In fact, it’s the self-reporting measures which the debate has primarily centered on in recent months. The controversy surrounding the hotly debated Medicare star-rating system heated up again after the U.S. Department of Health and Human Services Office of Inspector General released an August 2014 report finding that in a random sampling of 209 nursing homes, only 53 percent of allegations of elderly abuse, neglect, or exploitation are reported to federal agencies.

As self-reporting is currently the relied-upon method the CMS utilizes to gather data which determines a skilled nursing facility’s star rating, this naturally casts a shadow over the perceived accuracy of the ratings.

Sweeping changes to data collection and verification to begin in January 2015

While the improvements are expected to take at least one year to implement, consumers will begin to have access to more legitimate, verified data beginning in January. Nursing homes will begin reporting staffing ratios quarterly, and this information will be verified through payroll documents.

Also beginning in January, nursing homes will be rated on the percentage of residents:

  • Receiving anti-psychotic drugs
  • Re-admitted to a hospital
  • Discharged (released) from nursing home care

Most importantly, the system will eventually provide consumers access to this deeper data, such as staff turnover rates and other quality measures. While the additional measures will begin to be incorporated in 2015, this new data won’t actually be reflected in nursing home ratings until 2016.

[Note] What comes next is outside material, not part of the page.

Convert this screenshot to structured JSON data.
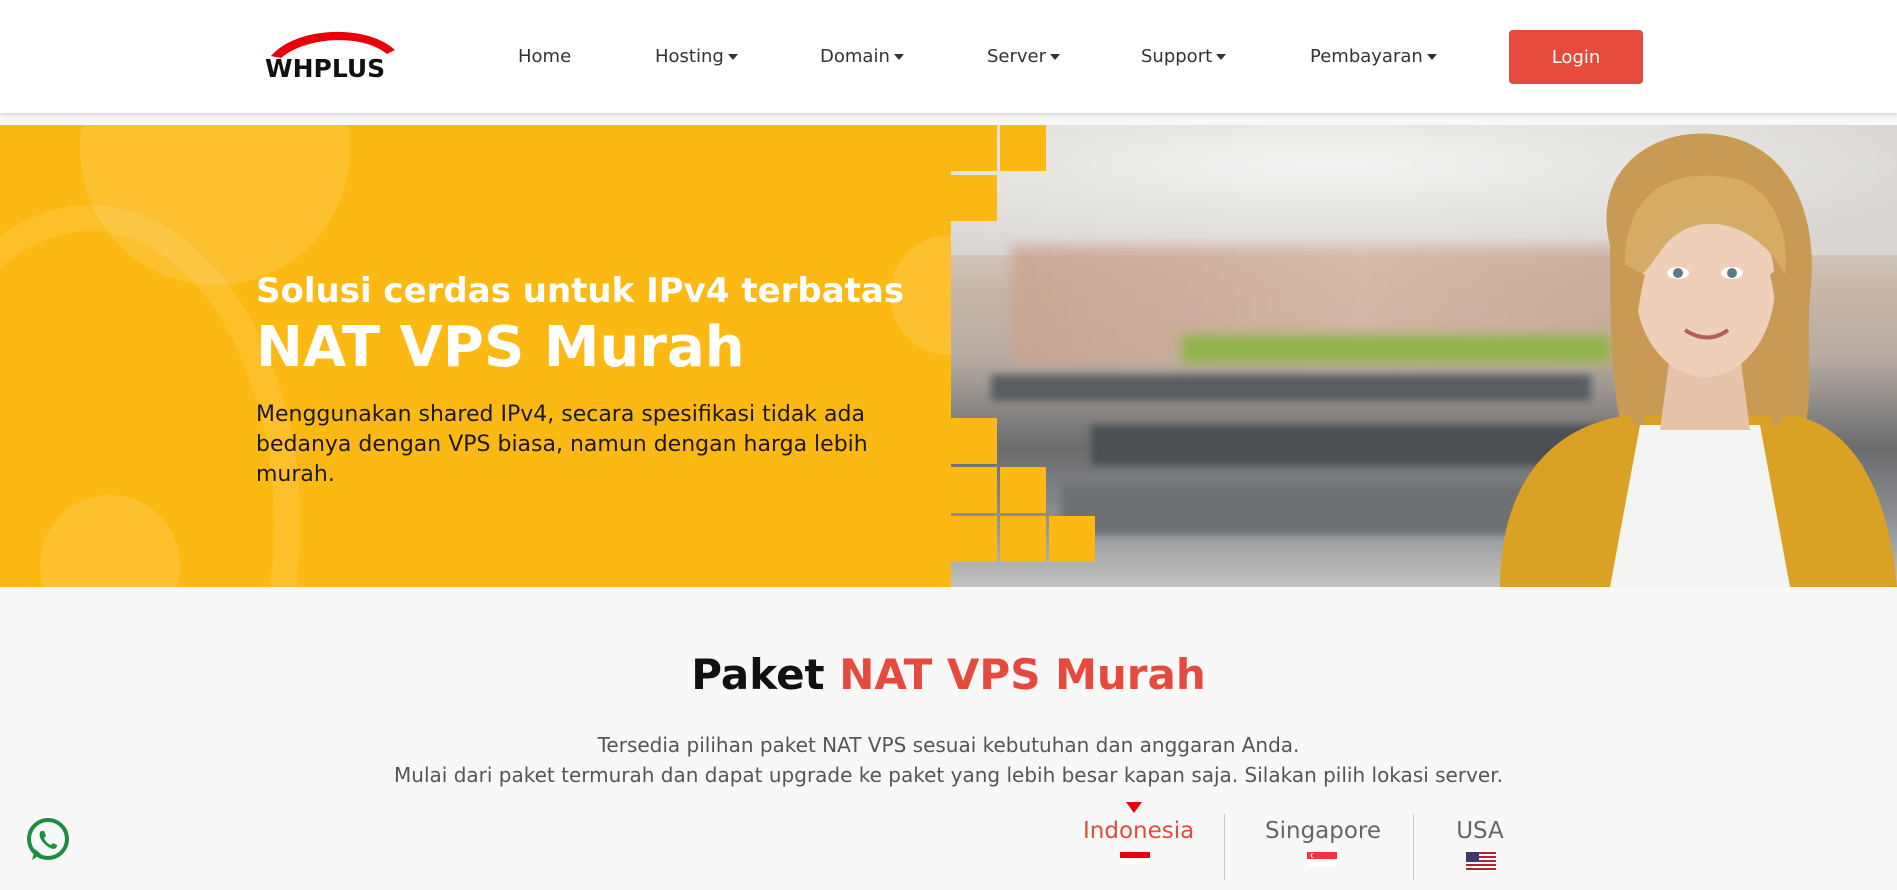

These changes represent an increasing demand among today’s savvier consumers for high-quality, independent data that provides a true standard metric for navigating the challenges in decision-making when it comes to placing an aging loved one in senior housing. This is the need SeniorHomes.com aims to address with the Best Senior Living Awards, an independent rating system for assisted living, independent living, and other senior housing options to provide families with a standard metric and valid, third-party ratings from experts to aid the decision-making process.